I started my retail career as a sales associate. Every day, my manager provided all of us with a list of tasks to complete. When I became a manager, it was my job to provide the list of tasks. However, analyzing all the printouts to develop the list was time consuming and took away from my ability to work on the sales floor and actually supervise and train my associates. Also, it was very difficult to see the direct results of my actions, given that I only worked with a handful of printed reports.
In today’s retail world, more and more companies are using task management systems to minimize challenges and to manage more tasks in less time. Not only does task management allow you to get more things done, it allows you to work collaboratively and efficiently. An ideal solution would identify and prioritize the most profitable areas of improvement, but also reduce erroneous tasks, also known as false positives.
Unfortunately, task management has one important missing component: prioritization. Within any profession, new issues always emerge and need attention. In retail, this is no exception. When you are managing 25 associates and millions of dollars’ worth of merchandise, you look for anything that can help you out and save time. But the following question always arises: Am I using my time wisely?
Additionally, retailers struggle with corporate oversight and compliance requirements in the day-to-day operational tasks at the store level.
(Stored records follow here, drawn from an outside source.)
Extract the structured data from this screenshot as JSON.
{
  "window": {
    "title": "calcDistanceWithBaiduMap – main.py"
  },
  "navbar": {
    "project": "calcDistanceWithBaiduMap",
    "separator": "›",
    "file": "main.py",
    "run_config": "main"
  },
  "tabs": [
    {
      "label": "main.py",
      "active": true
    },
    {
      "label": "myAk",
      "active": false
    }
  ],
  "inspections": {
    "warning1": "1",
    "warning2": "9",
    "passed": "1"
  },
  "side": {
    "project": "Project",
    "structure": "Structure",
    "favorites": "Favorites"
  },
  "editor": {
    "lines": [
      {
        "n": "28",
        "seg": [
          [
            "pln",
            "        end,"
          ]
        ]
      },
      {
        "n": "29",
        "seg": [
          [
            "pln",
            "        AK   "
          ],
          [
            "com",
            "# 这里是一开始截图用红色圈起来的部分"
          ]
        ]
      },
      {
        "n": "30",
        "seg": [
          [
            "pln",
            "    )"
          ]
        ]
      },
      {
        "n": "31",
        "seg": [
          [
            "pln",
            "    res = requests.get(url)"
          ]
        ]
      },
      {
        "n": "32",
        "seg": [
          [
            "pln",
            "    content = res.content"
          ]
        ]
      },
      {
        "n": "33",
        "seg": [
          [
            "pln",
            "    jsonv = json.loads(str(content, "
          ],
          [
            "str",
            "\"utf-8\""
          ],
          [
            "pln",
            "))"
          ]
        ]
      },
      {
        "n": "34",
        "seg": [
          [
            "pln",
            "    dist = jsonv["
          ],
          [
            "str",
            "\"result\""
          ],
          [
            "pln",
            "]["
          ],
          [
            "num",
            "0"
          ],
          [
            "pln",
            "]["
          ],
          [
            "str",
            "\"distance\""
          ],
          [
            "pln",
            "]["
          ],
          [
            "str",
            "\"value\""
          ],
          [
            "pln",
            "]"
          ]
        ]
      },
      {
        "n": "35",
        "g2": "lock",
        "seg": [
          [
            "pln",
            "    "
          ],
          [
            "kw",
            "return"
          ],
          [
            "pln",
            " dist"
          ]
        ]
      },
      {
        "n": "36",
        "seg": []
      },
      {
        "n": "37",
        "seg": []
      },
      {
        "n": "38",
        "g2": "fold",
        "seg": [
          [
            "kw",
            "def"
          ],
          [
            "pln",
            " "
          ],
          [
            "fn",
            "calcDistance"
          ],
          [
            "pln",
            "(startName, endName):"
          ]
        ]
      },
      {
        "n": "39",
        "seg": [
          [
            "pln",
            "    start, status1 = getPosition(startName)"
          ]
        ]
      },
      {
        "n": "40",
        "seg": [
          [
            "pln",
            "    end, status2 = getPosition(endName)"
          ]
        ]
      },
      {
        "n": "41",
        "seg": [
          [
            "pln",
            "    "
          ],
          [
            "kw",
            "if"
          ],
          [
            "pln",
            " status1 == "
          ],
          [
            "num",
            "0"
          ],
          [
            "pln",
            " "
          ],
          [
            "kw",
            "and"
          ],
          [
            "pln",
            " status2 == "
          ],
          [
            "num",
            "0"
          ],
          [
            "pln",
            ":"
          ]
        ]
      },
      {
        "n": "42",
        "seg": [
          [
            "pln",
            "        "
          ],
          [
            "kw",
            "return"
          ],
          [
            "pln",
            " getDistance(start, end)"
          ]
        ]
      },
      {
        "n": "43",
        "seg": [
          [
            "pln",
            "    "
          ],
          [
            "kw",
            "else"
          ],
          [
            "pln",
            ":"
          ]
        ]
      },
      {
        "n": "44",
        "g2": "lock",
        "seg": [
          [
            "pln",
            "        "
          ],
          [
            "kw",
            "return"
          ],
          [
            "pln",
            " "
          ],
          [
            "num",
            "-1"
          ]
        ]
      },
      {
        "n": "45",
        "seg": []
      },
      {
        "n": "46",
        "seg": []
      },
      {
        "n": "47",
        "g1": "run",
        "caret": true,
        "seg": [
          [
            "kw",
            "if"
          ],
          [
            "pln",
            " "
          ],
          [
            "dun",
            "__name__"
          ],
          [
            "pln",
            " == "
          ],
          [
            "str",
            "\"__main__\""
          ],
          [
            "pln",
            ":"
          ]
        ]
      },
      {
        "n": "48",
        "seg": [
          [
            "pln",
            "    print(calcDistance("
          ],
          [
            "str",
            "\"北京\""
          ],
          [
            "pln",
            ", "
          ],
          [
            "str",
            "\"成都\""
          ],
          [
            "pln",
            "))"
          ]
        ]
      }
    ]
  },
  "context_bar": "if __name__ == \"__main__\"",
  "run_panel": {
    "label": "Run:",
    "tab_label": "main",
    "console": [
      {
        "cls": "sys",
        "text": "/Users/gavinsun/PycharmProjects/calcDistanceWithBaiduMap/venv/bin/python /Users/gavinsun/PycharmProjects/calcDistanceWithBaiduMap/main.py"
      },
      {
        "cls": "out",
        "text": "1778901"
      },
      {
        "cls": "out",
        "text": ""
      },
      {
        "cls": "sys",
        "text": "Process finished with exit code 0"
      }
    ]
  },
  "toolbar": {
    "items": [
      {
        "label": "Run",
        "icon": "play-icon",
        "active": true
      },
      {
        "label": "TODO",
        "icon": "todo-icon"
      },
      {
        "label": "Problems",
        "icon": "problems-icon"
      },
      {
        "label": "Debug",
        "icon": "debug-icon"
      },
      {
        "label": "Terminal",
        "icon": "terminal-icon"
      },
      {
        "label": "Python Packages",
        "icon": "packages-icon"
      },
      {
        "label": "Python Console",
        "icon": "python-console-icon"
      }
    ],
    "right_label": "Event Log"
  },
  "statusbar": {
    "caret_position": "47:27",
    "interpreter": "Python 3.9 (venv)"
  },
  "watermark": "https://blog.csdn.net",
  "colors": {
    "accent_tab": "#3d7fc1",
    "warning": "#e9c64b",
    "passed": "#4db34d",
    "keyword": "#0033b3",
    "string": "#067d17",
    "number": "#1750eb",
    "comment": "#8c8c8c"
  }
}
Currently, many retailers still rely on paper-based or email-based systems, which depend heavily on store management for task execution and monitoring, with little feedback to corporate management. These inefficient systems force stores to sift through large quantities of communications to determine what actually pertains to their store, which leads to overworked management and staff, low customer satisfaction, and confusion, all resulting in increased operating costs.
The ideal solution is one that not only identifies and prioritizes the most profitable areas of improvement, but also reduces the probability of false positives. Using time wisely means working efficiently and minimizing unnecessary tasks.
Profit amplification combines the efficiency of task management with the best practice solutions that enable retailers to solve problems quickly and efficiently. The elimination of false positives, using patented pattern recognition to identify opportunities and best practice solutions to select the appropriate inefficiencies to correct, will improve a company’s overall efficiency, leading to increased profits and decreased operating costs.